The first 'aerostatic' flight in history was an experiment carried out by the Montgolfier brothers at Versailles in 1783. At long last, man could leave the surface of the earth below.

19 September 1783 is a key date in the history of humanity. Ever since Leonardo da Vinci in the 15th century, men had dreamed of flying through the air. In the Age of Enlightenment, it finally happened. Joseph and Étienne Montgolfier, born in Ardèche in France, began to experiment with lighter-than-air flight in 1782 using a piece of fabric billowed aloft by a fire of wool and damp straw. One of their demonstrations attracted the attention of the Académie Royale des Sciences, which asked them to repeat their experiment in Paris.

In 1783 Étienne carried out an initial tethered attempt, which was successful and which he repeated a second time seven days before the demonstration in front of the king at Versailles. Unfortunately, the balloon tore open and he had to stitch it back together quickly. The balloon was made of cotton canvas with paper glued onto both sides, measured 18.47m tall by 13.28m wide, and weighed 400 kg. It was named Le Réveillon after Étienne's friend Jean-Baptiste Réveillon, the Director of the Royal Manufacture of printed paper, who had designed a motif on a sky-blue background decorated with the king’s cypher – two interweaving L’s – linked with decorative elements all in gold.

The demonstration was held in front of Louis XVI and the royal family in the palace forecourt, which was packed with curious onlookers. As a precaution, it was decided to use animals for the flight.

At the blast of a cannon, at 1 pm, a sheep, duck and cockerel entered the round wicker basket tied to the balloon by a rope.

At the blast of a cannon, at 1 pm, a sheep, duck and cockerel entered the round wicker basket tied to the balloon by a rope. Eleven minutes later a second cannon shot rang out, heralding the lift-off of the basket. Amidst stupefaction and applause, the balloon left the ground and soared 600 metres into the air. Damaged by a rip in the fabric, it descended slowly eight minutes later after travelling 3.5 km and came back to earth in the Wood of Vaucresson, at the Maréchal crossroads.

Pilâtre de Rozier, a physician and future aeronaut, hurried to collect and examine the animals: they were, not entirely expectedly, alive. The sheep, duck and cockerel were hailed as 'heroes of the air' and, as a reward, were given a place in the Menagerie in Versailles by Louis XVI. The ladder up to the basket was now ready for the first human feet.
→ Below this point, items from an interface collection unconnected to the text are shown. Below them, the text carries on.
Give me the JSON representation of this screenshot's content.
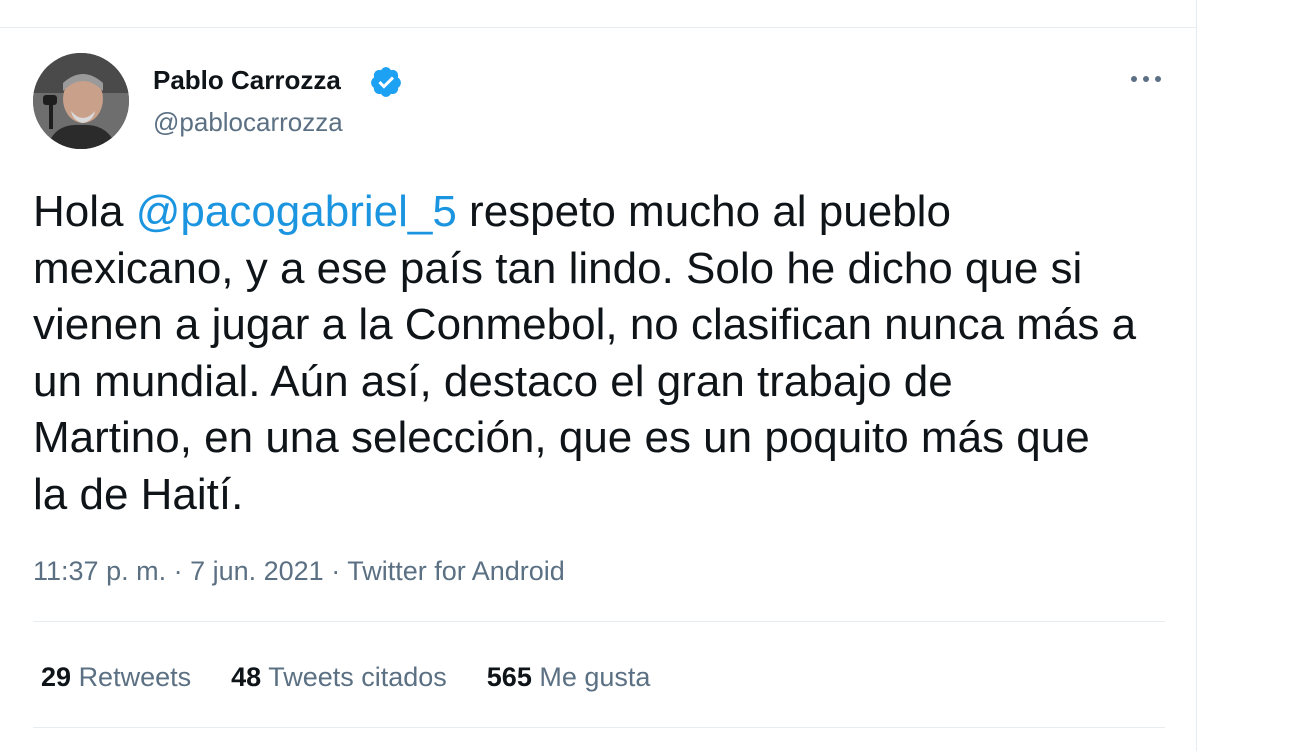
{
  "author": {
    "display_name": "Pablo Carrozza",
    "handle": "@pablocarrozza",
    "verified_icon": "verified-badge-icon",
    "avatar_icon": "avatar"
  },
  "tweet": {
    "lines": [
      {
        "before": "Hola ",
        "mention": "@pacogabriel_5",
        "after": " respeto mucho al pueblo"
      },
      {
        "text": "mexicano, y a ese país tan lindo. Solo he dicho que si"
      },
      {
        "text": "vienen a jugar a la Conmebol, no clasifican nunca más a"
      },
      {
        "text": "un mundial. Aún así, destaco el gran trabajo de"
      },
      {
        "text": "Martino, en una selección, que es un poquito más que"
      },
      {
        "text": "la de Haití."
      }
    ]
  },
  "meta": {
    "time": "11:37 p. m.",
    "sep1": " · ",
    "date": "7 jun. 2021",
    "sep2": " · ",
    "source": "Twitter for Android"
  },
  "stats": {
    "retweets": {
      "count": "29",
      "label": "Retweets"
    },
    "quotes": {
      "count": "48",
      "label": "Tweets citados"
    },
    "likes": {
      "count": "565",
      "label": "Me gusta"
    }
  },
  "colors": {
    "link": "#1b95e0",
    "secondary_text": "#5b7083",
    "divider": "#e6ecf0",
    "verified": "#1da1f2"
  }
}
And so, in front of the Dauphin at Château de La Muette on 21 November, Pilâtre de Rozier became the first man ever to be borne aloft. A new page had been written in the history of mankind.